Which brings me to the meta-genius of the transformed workaholic dad genre. These films not only address our anxiety by delivering Hollwood high-concept brain-on-hold fare, but the very act of taking your child to see such films counts, in some small way, toward addressing the home/work balance. Time spent with kids seeing movies about dads who don’t spend time with kids must count for at least couple parenting points right?
It’s also worth considering why there are no transformative mom movies. In Pixar’s 2012 movie Brave, the heroine’s mother becomes a bear after a spell is cast, but it’s not a learning experience for the mother—instead, it’s a warning to the daughter to swallow her pride. The Lindsay Lohan–Jamie Lee Curtis version of Freaky Friday comes close, because the mom does indeed give a lot of attention to her career as a therapist, but it’s not quite the same: Freaky Friday is more about getting parent and child to see life from the other’s perspective; there are mutual transformations. In none of the Magic Workaholic Dream Dad films is the child ever depicted as at fault, unreasonable, or anything other than damp-eyed as he scans the stands of whatever youth sport he’s performing poorly at.

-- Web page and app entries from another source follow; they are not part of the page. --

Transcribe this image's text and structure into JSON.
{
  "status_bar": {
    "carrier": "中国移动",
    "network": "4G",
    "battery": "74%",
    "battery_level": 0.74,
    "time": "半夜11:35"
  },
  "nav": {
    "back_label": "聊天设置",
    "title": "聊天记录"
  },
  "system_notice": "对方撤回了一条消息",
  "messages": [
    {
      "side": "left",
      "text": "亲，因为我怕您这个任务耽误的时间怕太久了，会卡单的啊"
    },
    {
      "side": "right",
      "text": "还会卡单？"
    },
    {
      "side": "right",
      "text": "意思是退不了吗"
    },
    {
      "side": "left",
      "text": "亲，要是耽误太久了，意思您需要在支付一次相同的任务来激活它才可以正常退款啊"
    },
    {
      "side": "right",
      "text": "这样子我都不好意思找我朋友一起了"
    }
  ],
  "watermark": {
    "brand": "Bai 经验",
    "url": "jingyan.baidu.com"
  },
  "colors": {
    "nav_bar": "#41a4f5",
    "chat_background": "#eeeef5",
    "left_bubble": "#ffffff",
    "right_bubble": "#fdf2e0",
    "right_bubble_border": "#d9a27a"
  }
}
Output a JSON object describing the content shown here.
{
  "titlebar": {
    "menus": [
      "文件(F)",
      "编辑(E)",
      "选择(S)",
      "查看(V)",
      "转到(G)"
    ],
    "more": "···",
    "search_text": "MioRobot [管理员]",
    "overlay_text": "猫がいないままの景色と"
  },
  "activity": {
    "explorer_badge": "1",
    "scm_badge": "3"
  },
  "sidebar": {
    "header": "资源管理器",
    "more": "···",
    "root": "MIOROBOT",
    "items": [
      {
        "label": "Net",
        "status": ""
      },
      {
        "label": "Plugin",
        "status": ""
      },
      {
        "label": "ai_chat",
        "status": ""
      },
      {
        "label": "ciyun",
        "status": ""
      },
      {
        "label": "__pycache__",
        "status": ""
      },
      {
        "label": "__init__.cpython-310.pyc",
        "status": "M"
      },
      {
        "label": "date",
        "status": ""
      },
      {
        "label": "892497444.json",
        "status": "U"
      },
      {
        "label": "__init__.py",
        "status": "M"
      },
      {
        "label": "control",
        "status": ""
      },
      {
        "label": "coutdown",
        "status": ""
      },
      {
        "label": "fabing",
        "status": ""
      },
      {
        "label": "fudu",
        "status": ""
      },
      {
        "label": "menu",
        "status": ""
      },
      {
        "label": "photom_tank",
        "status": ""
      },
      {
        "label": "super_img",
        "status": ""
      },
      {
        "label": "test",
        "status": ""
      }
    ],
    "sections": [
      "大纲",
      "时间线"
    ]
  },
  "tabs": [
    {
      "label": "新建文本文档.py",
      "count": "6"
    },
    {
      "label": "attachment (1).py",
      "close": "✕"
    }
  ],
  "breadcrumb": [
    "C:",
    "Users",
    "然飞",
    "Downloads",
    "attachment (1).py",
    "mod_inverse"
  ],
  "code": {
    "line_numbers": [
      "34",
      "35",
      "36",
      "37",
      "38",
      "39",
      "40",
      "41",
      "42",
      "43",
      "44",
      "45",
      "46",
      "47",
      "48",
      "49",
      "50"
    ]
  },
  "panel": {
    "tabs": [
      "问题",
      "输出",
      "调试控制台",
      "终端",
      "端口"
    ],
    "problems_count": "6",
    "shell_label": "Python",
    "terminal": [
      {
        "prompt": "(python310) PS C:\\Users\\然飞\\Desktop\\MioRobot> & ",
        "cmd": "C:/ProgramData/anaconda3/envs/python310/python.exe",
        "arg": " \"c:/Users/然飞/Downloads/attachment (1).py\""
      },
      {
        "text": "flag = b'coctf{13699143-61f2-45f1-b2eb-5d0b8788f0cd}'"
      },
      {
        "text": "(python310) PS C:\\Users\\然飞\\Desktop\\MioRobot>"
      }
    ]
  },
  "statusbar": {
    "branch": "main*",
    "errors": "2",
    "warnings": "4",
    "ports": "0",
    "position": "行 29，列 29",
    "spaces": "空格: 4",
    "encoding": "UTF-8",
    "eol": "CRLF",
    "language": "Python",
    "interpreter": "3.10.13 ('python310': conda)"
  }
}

The explanation for the dearth of magically transformed moms is that mothers have always been expected to parent, and, in the eyes of studios that make these mass-appeal films, a woman shown setting aside mothering responsibilities in favor of career becomes irredeemable as the central character in a light comedy .
It’s sexist, and it’s a double standard, but it has also saved us from Jennifer Jason Leigh as Mama Bear, a business woman who went from stuffy to stuffed overnight! Mama Bear—she’s not one to toy with!